“We’re getting people for this we simply wouldn’t have otherwise,” said Cullen Maxey, the Diamondbacks’ executive vice president of business operations and a key figure in the creation of the gala.

The event will showcase top examples of sponsor activity during the past year, not unlike what prior summits would have covered. But by turning the gathering from a corporate retreat into an awards ceremony, the Diamondbacks are introducing a competitive element the team hopes will motivate sponsors to pursue more aggressive activations.

“It’s a difficult balance, but we want to create a little edge,” Hall said. “We want The DB to be something that our sponsors want to win.”

But Maxey acknowledged that not offending sponsors who don’t win awards was a “huge topic of conversation” during the nearly yearlong effort to create the event.

“It’s about finding the right tone, but we’re up for it,” Maxey said. “And without Derrick, his energy and his ability to poke fun at himself, we’re not able to do this.”

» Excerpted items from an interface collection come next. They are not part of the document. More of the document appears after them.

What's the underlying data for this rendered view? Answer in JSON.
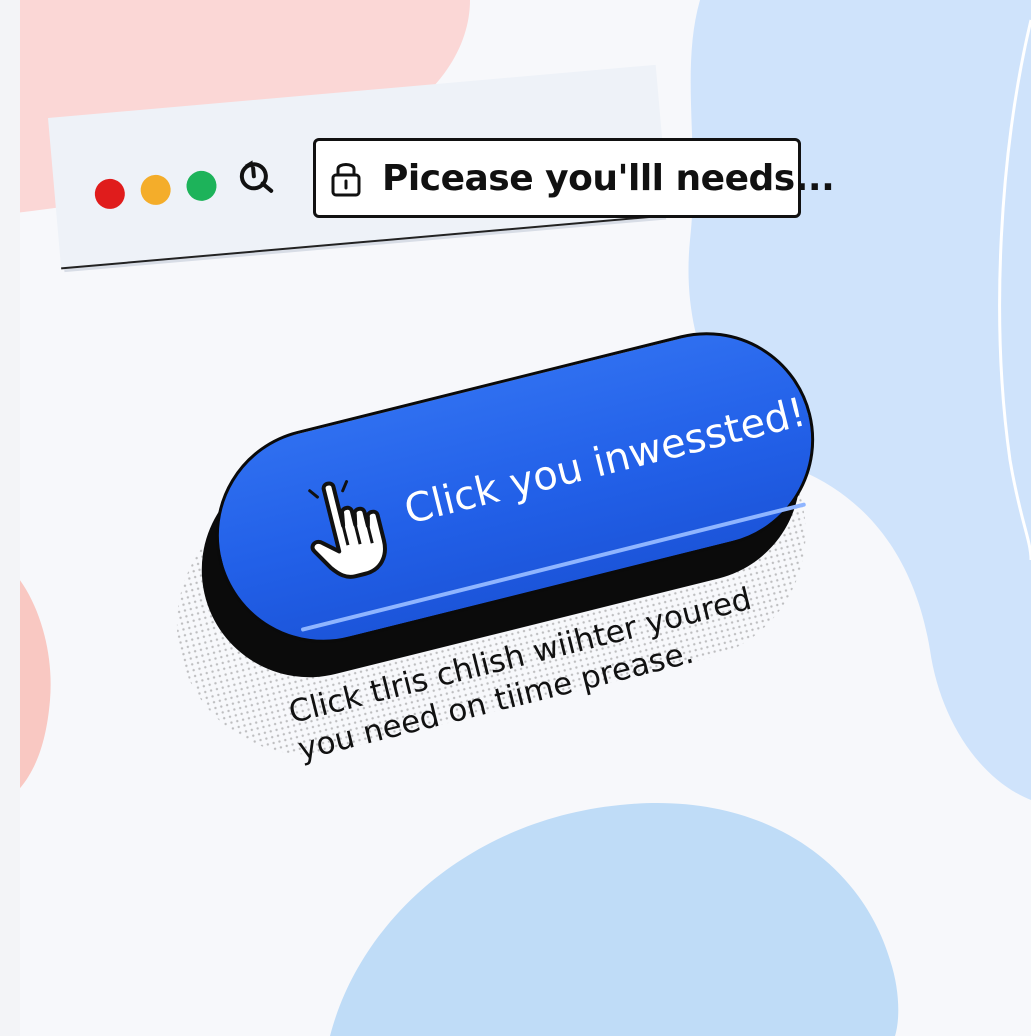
{
  "browser": {
    "window_controls": [
      "close",
      "minimize",
      "maximize"
    ],
    "reload_icon": "reload-icon",
    "lock_icon": "lock-icon",
    "address_text": "Picease you'lll needs..."
  },
  "cta": {
    "label": "Click you inwessted!",
    "cursor_icon": "hand-pointer-icon",
    "color": "#2563eb"
  },
  "caption": {
    "line1": "Click tlris chlish wiihter youred",
    "line2": "you need on tiime prease."
  },
  "colors": {
    "close": "#e01c1c",
    "minimize": "#f4ad2a",
    "maximize": "#1db35a"
  }
}
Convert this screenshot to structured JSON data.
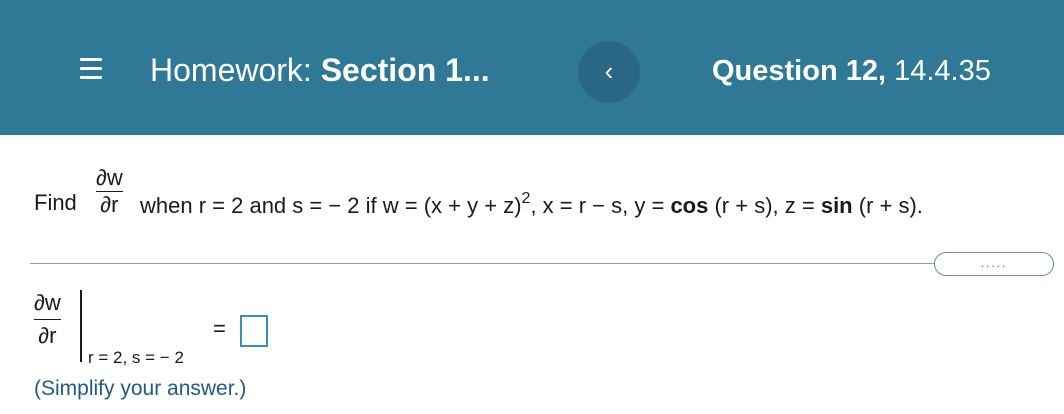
{
  "header": {
    "title_prefix": "Homework:",
    "title_section": "Section 1...",
    "back_glyph": "‹",
    "question_label": "Question 12,",
    "question_ref": "14.4.35"
  },
  "problem": {
    "find": "Find",
    "numerator": "∂w",
    "denominator": "∂r",
    "text_before_exp": "when r = 2 and s = − 2 if w = (x + y + z)",
    "exponent": "2",
    "text_after_exp": ", x = r − s, y = ",
    "cos": "cos",
    "text_mid": " (r + s), z = ",
    "sin": "sin",
    "text_end": " (r + s)."
  },
  "more_button": {
    "label": "....."
  },
  "answer": {
    "numerator": "∂w",
    "denominator": "∂r",
    "subscript": "r = 2, s = − 2",
    "equals": "=",
    "value": "",
    "hint": "(Simplify your answer.)"
  },
  "colors": {
    "header_bg": "#2f7896",
    "back_btn_bg": "#2a6785",
    "hint_text": "#1f5a85",
    "answer_box_border": "#3a8fc0"
  },
  "icons": {
    "menu": "hamburger-menu-icon",
    "back": "chevron-left-icon"
  }
}
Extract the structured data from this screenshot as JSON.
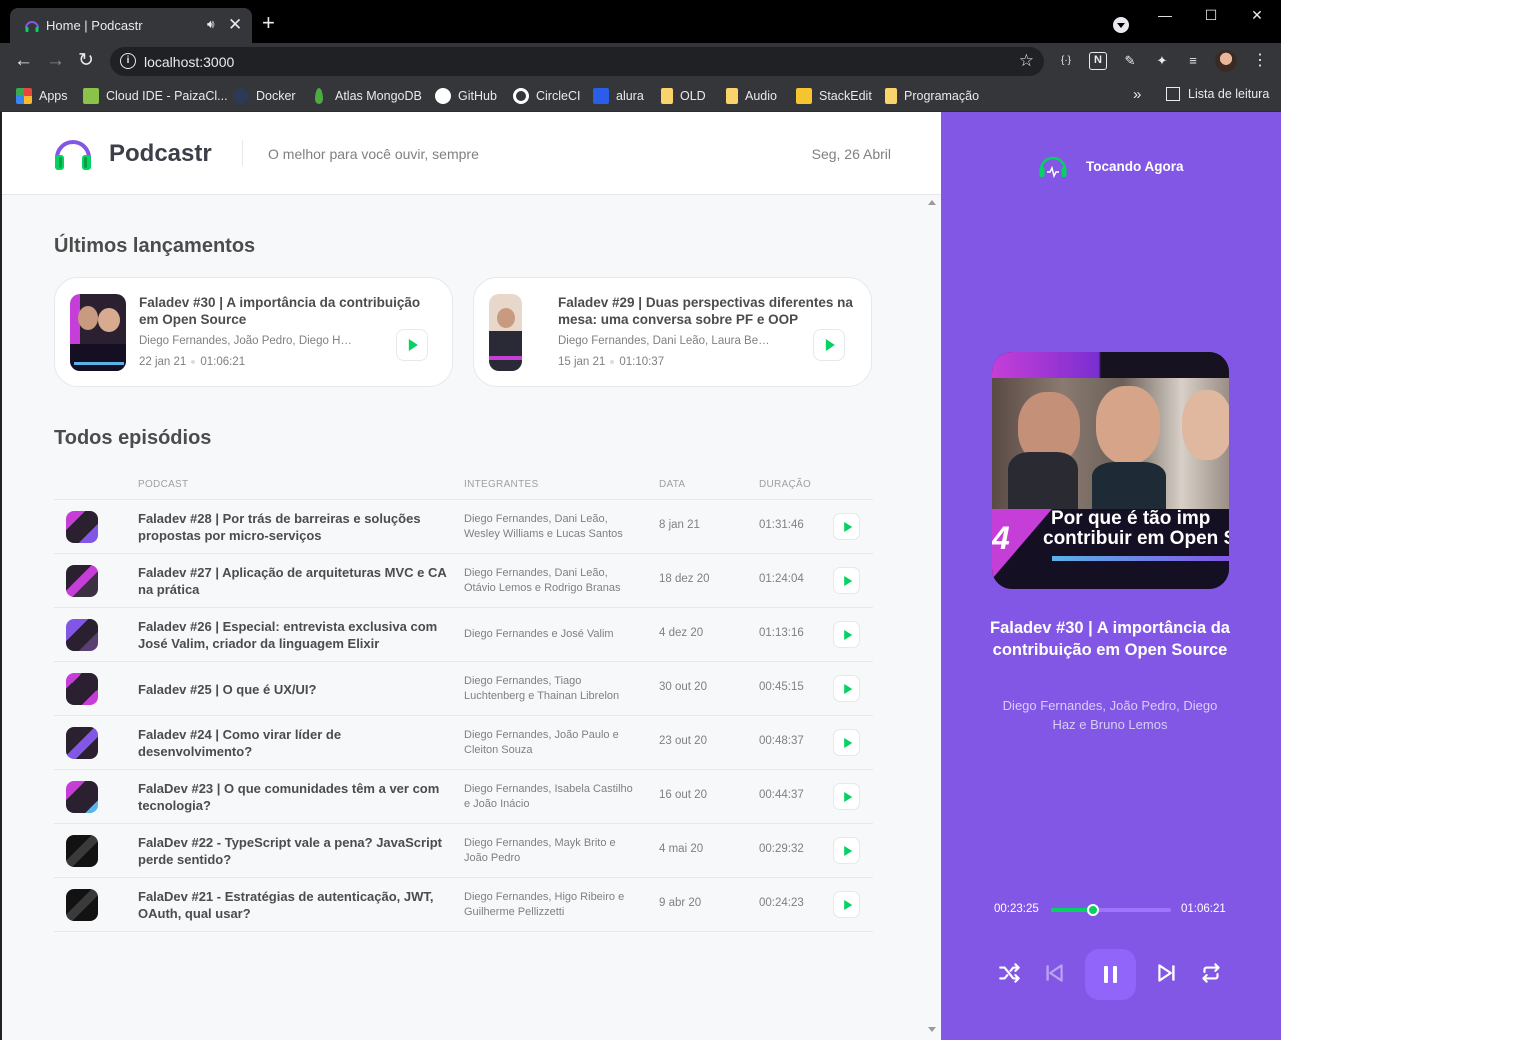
{
  "browser": {
    "tab_title": "Home | Podcastr",
    "url": "localhost:3000",
    "bookmarks": [
      {
        "label": "Apps",
        "icon": "apps-grid-icon",
        "color": "#e8453c"
      },
      {
        "label": "Cloud IDE - PaizaCl...",
        "icon": "paiza-icon",
        "color": "#8bc34a"
      },
      {
        "label": "Docker",
        "icon": "docker-icon",
        "color": "#2b3a55"
      },
      {
        "label": "Atlas MongoDB",
        "icon": "mongodb-leaf-icon",
        "color": "#4faa41"
      },
      {
        "label": "GitHub",
        "icon": "github-icon",
        "color": "#ffffff"
      },
      {
        "label": "CircleCI",
        "icon": "circleci-icon",
        "color": "#ffffff"
      },
      {
        "label": "alura",
        "icon": "alura-icon",
        "color": "#2b5ee8"
      },
      {
        "label": "OLD",
        "icon": "folder-icon",
        "color": "#f9d36b"
      },
      {
        "label": "Audio",
        "icon": "folder-icon",
        "color": "#f9d36b"
      },
      {
        "label": "StackEdit",
        "icon": "stackedit-icon",
        "color": "#f4c431"
      },
      {
        "label": "Programação",
        "icon": "folder-icon",
        "color": "#f9d36b"
      }
    ],
    "reading_list": "Lista de leitura"
  },
  "header": {
    "brand": "Podcastr",
    "tagline": "O melhor para você ouvir, sempre",
    "date": "Seg, 26 Abril"
  },
  "latest": {
    "title": "Últimos lançamentos",
    "episodes": [
      {
        "title": "Faladev #30 | A importância da contribuição em Open Source",
        "members": "Diego Fernandes, João Pedro, Diego Haz e Bruno Lemos",
        "date": "22 jan 21",
        "duration": "01:06:21"
      },
      {
        "title": "Faladev #29 | Duas perspectivas diferentes na mesa: uma conversa sobre PF e OOP",
        "members": "Diego Fernandes, Dani Leão, Laura Beatris e Bruno Lemos",
        "date": "15 jan 21",
        "duration": "01:10:37"
      }
    ]
  },
  "all": {
    "title": "Todos episódios",
    "columns": [
      "Podcast",
      "Integrantes",
      "Data",
      "Duração"
    ],
    "episodes": [
      {
        "title": "Faladev #28 | Por trás de barreiras e soluções propostas por micro-serviços",
        "members": "Diego Fernandes, Dani Leão, Wesley Williams e Lucas Santos",
        "date": "8 jan 21",
        "duration": "01:31:46"
      },
      {
        "title": "Faladev #27 | Aplicação de arquiteturas MVC e CA na prática",
        "members": "Diego Fernandes, Dani Leão, Otávio Lemos e Rodrigo Branas",
        "date": "18 dez 20",
        "duration": "01:24:04"
      },
      {
        "title": "Faladev #26 | Especial: entrevista exclusiva com José Valim, criador da linguagem Elixir",
        "members": "Diego Fernandes e José Valim",
        "date": "4 dez 20",
        "duration": "01:13:16"
      },
      {
        "title": "Faladev #25 | O que é UX/UI?",
        "members": "Diego Fernandes, Tiago Luchtenberg e Thainan Librelon",
        "date": "30 out 20",
        "duration": "00:45:15"
      },
      {
        "title": "Faladev #24 | Como virar líder de desenvolvimento?",
        "members": "Diego Fernandes, João Paulo e Cleiton Souza",
        "date": "23 out 20",
        "duration": "00:48:37"
      },
      {
        "title": "FalaDev #23 | O que comunidades têm a ver com tecnologia?",
        "members": "Diego Fernandes, Isabela Castilho e João Inácio",
        "date": "16 out 20",
        "duration": "00:44:37"
      },
      {
        "title": "FalaDev #22 - TypeScript vale a pena? JavaScript perde sentido?",
        "members": "Diego Fernandes, Mayk Brito e João Pedro",
        "date": "4 mai 20",
        "duration": "00:29:32"
      },
      {
        "title": "FalaDev #21 - Estratégias de autenticação, JWT, OAuth, qual usar?",
        "members": "Diego Fernandes, Higo Ribeiro e Guilherme Pellizzetti",
        "date": "9 abr 20",
        "duration": "00:24:23"
      }
    ]
  },
  "player": {
    "heading": "Tocando Agora",
    "cover_caption_line1": "Por que é tão imp",
    "cover_caption_line2": "contribuir em Open S",
    "cover_number": "4",
    "title": "Faladev #30 | A importância da contribuição em Open Source",
    "members": "Diego Fernandes, João Pedro, Diego Haz e Bruno Lemos",
    "current_time": "00:23:25",
    "total_time": "01:06:21",
    "progress": 0.353,
    "accent": "#8257e5",
    "green": "#04d361"
  }
}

Bill Pepicello, president of the University of Phoenix, a team sponsor, said he does not fear losing in the new format the benefit of best-practices sharing or relationship development that often occur in traditional sponsor summit settings.
“Our sponsorship relationship with the Diamondbacks has really been a continuous dialogue and idea exchange anyway,” Pepicello said. “This event is something that really taps into the great energy they have already. And frankly, you often get more done in a relaxed atmosphere.”